• YOUR TASK: Below are records to repeat exactly. Omit the pictures from the copy.

• MATERIAL FOR THIS TASK:
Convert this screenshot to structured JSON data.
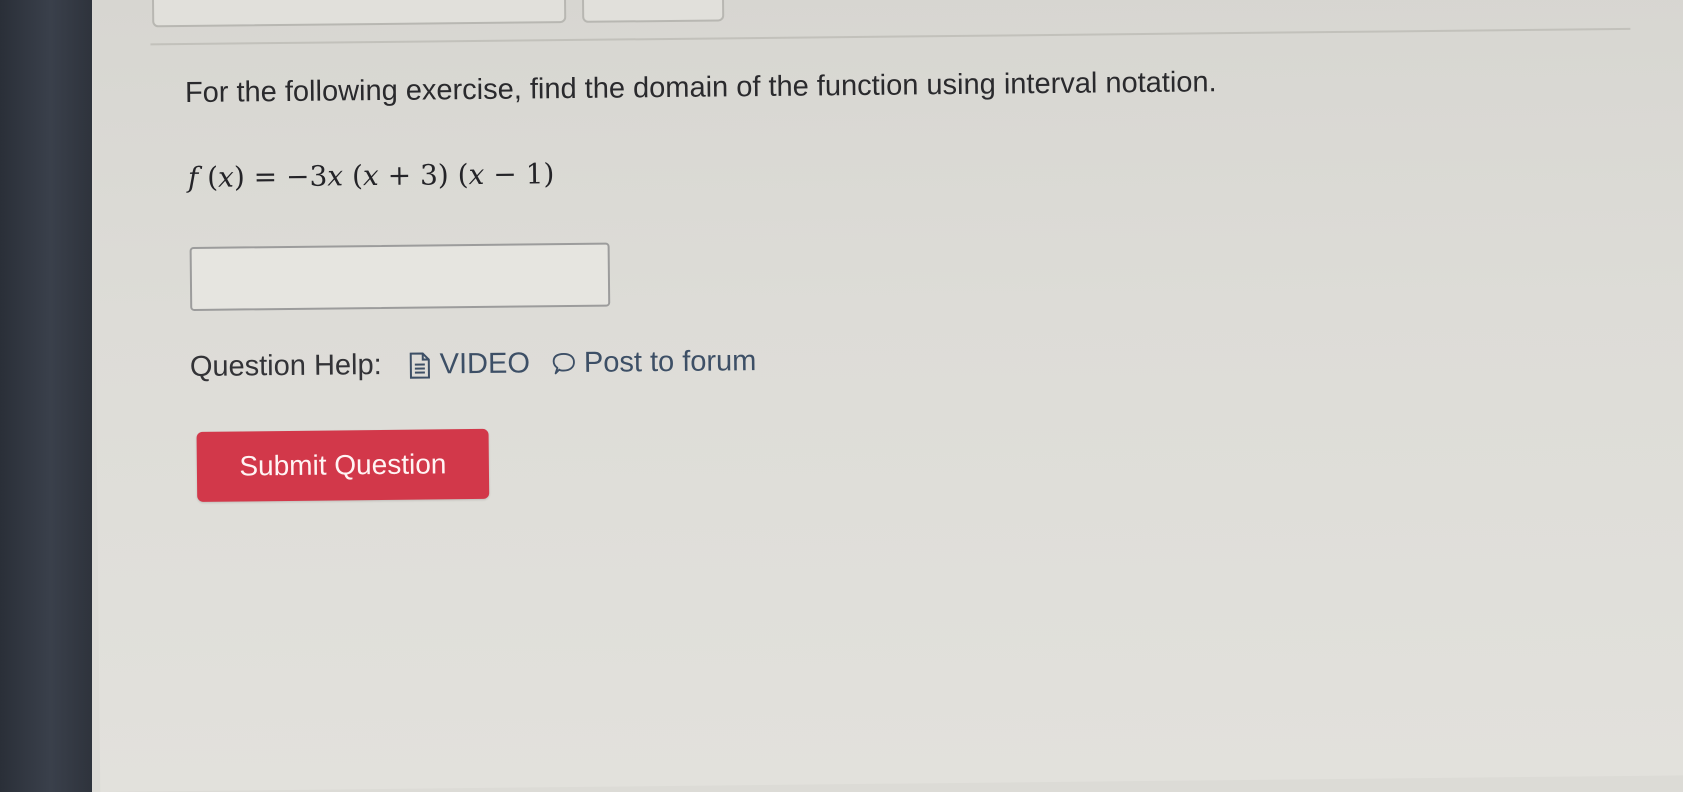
{
  "question": {
    "prompt": "For the following exercise, find the domain of the function using interval notation.",
    "formula": {
      "f": "f",
      "lparen1": " (",
      "x1": "x",
      "rparen1": ") = −3",
      "x2": "x",
      "lparen2": " (",
      "x3": "x",
      "plus": " + 3) (",
      "x4": "x",
      "minus": " − 1)"
    }
  },
  "answer_input": {
    "value": "",
    "placeholder": ""
  },
  "help": {
    "label": "Question Help:",
    "video_label": "VIDEO",
    "video_icon": "document-icon",
    "forum_label": "Post to forum",
    "forum_icon": "speech-bubble-icon"
  },
  "submit": {
    "label": "Submit Question",
    "color": "#d2384a"
  }
}
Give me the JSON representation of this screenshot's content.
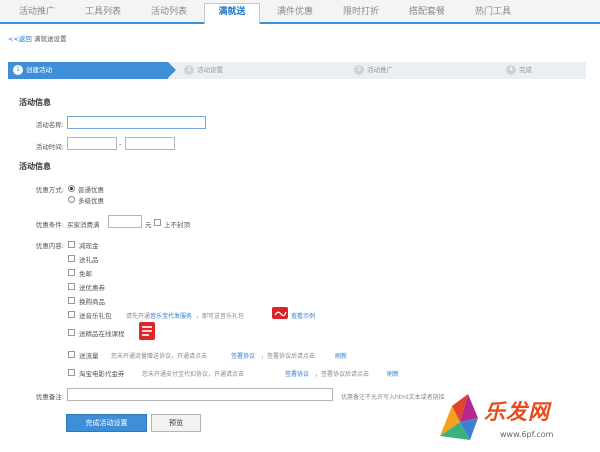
{
  "tabs": [
    {
      "label": "活动推广"
    },
    {
      "label": "工具列表"
    },
    {
      "label": "活动列表"
    },
    {
      "label": "满就送"
    },
    {
      "label": "满件优惠"
    },
    {
      "label": "限时打折"
    },
    {
      "label": "搭配套餐"
    },
    {
      "label": "热门工具"
    }
  ],
  "breadcrumb": {
    "back": "<<返回",
    "current": "满就送设置"
  },
  "steps": [
    {
      "num": "1",
      "label": "创建活动"
    },
    {
      "num": "2",
      "label": "活动设置"
    },
    {
      "num": "3",
      "label": "活动推广"
    },
    {
      "num": "4",
      "label": "完成"
    }
  ],
  "activity_info": {
    "title": "活动信息",
    "name_label": "活动名称:",
    "time_label": "活动时间:",
    "time_sep": "-"
  },
  "discount_info": {
    "title": "活动信息",
    "method_label": "优惠方式:",
    "method_options": [
      "普通优惠",
      "多级优惠"
    ],
    "condition_label": "优惠条件:",
    "condition_prefix": "买家消费满",
    "condition_unit": "元",
    "no_cap_label": "上不封顶",
    "content_label": "优惠内容:",
    "content_items": [
      "减现金",
      "送礼品",
      "免邮",
      "送优惠券",
      "换购商品",
      "送音乐礼包",
      "送精品在线课程",
      "送流量",
      "淘宝电影代金券"
    ]
  },
  "music_note": {
    "text": "请先开通",
    "link": "音乐宝代发服务",
    "tail": "，即可送音乐礼包",
    "sample": "查看示例"
  },
  "traffic_note": {
    "text": "您未开通流量赠送协议，开通请点击",
    "link": "签署协议",
    "tail": "，签署协议后请点击",
    "refresh": "刷新"
  },
  "movie_note": {
    "text": "您未开通支付宝代扣协议，开通请点击",
    "link": "签署协议",
    "tail": "，签署协议后请点击",
    "refresh": "刷新"
  },
  "remark": {
    "label": "优惠备注:",
    "hint": "优惠备注不允许写入html文本或者链接"
  },
  "buttons": {
    "primary": "完成活动设置",
    "secondary": "预览"
  },
  "watermark": {
    "text": "乐发网",
    "url": "www.6pf.com"
  },
  "colors": {
    "accent": "#3f8fd8",
    "link": "#2f7bd1",
    "watermark": "#e84b1b"
  }
}
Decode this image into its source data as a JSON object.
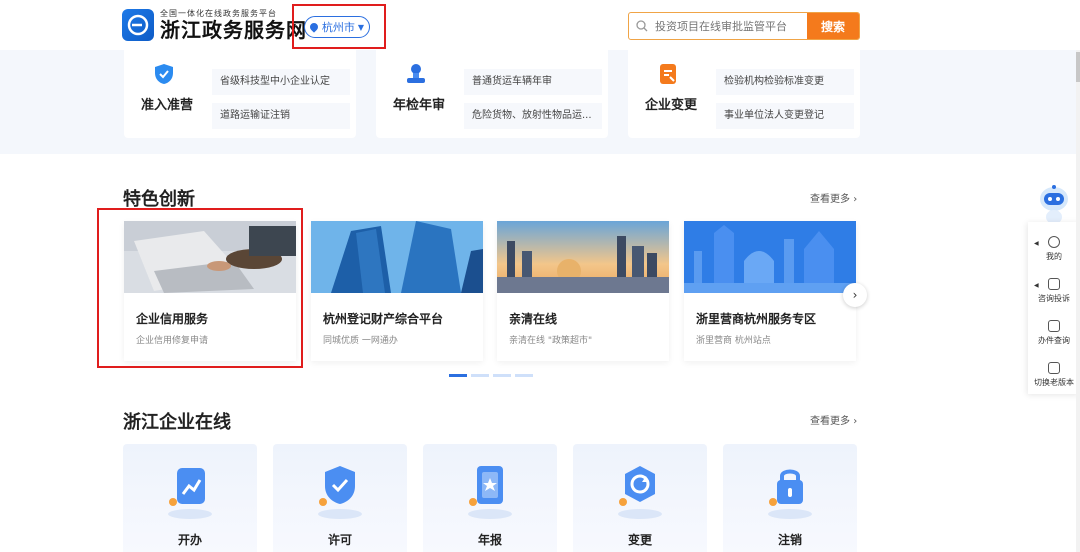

• TASK RESPONSE:
Convert this screenshot to structured JSON data.
{
  "question": {
    "prompt": "For the following exercise, find the domain of the function using interval notation.",
    "formula": {
      "f": "f",
      "lparen1": " (",
      "x1": "x",
      "rparen1": ") = −3",
      "x2": "x",
      "lparen2": " (",
      "x3": "x",
      "plus": " + 3) (",
      "x4": "x",
      "minus": " − 1)"
    }
  },
  "answer_input": {
    "value": "",
    "placeholder": ""
  },
  "help": {
    "label": "Question Help:",
    "video_label": "VIDEO",
    "video_icon": "document-icon",
    "forum_label": "Post to forum",
    "forum_icon": "speech-bubble-icon"
  },
  "submit": {
    "label": "Submit Question",
    "color": "#d2384a"
  }
}
Give me the JSON representation of this screenshot's content.
{
  "tabs": [
    {
      "label": "活动推广"
    },
    {
      "label": "工具列表"
    },
    {
      "label": "活动列表"
    },
    {
      "label": "满就送"
    },
    {
      "label": "满件优惠"
    },
    {
      "label": "限时打折"
    },
    {
      "label": "搭配套餐"
    },
    {
      "label": "热门工具"
    }
  ],
  "breadcrumb": {
    "back": "<<返回",
    "current": "满就送设置"
  },
  "steps": [
    {
      "num": "1",
      "label": "创建活动"
    },
    {
      "num": "2",
      "label": "活动设置"
    },
    {
      "num": "3",
      "label": "活动推广"
    },
    {
      "num": "4",
      "label": "完成"
    }
  ],
  "activity_info": {
    "title": "活动信息",
    "name_label": "活动名称:",
    "time_label": "活动时间:",
    "time_sep": "-"
  },
  "discount_info": {
    "title": "活动信息",
    "method_label": "优惠方式:",
    "method_options": [
      "普通优惠",
      "多级优惠"
    ],
    "condition_label": "优惠条件:",
    "condition_prefix": "买家消费满",
    "condition_unit": "元",
    "no_cap_label": "上不封顶",
    "content_label": "优惠内容:",
    "content_items": [
      "减现金",
      "送礼品",
      "免邮",
      "送优惠券",
      "换购商品",
      "送音乐礼包",
      "送精品在线课程",
      "送流量",
      "淘宝电影代金券"
    ]
  },
  "music_note": {
    "text": "请先开通",
    "link": "音乐宝代发服务",
    "tail": "，即可送音乐礼包",
    "sample": "查看示例"
  },
  "traffic_note": {
    "text": "您未开通流量赠送协议，开通请点击",
    "link": "签署协议",
    "tail": "，签署协议后请点击",
    "refresh": "刷新"
  },
  "movie_note": {
    "text": "您未开通支付宝代扣协议，开通请点击",
    "link": "签署协议",
    "tail": "，签署协议后请点击",
    "refresh": "刷新"
  },
  "remark": {
    "label": "优惠备注:",
    "hint": "优惠备注不允许写入html文本或者链接"
  },
  "buttons": {
    "primary": "完成活动设置",
    "secondary": "预览"
  },
  "watermark": {
    "text": "乐发网",
    "url": "www.6pf.com"
  },
  "colors": {
    "accent": "#3f8fd8",
    "link": "#2f7bd1",
    "watermark": "#e84b1b"
  }
}
Decode this image into its source data as a JSON object.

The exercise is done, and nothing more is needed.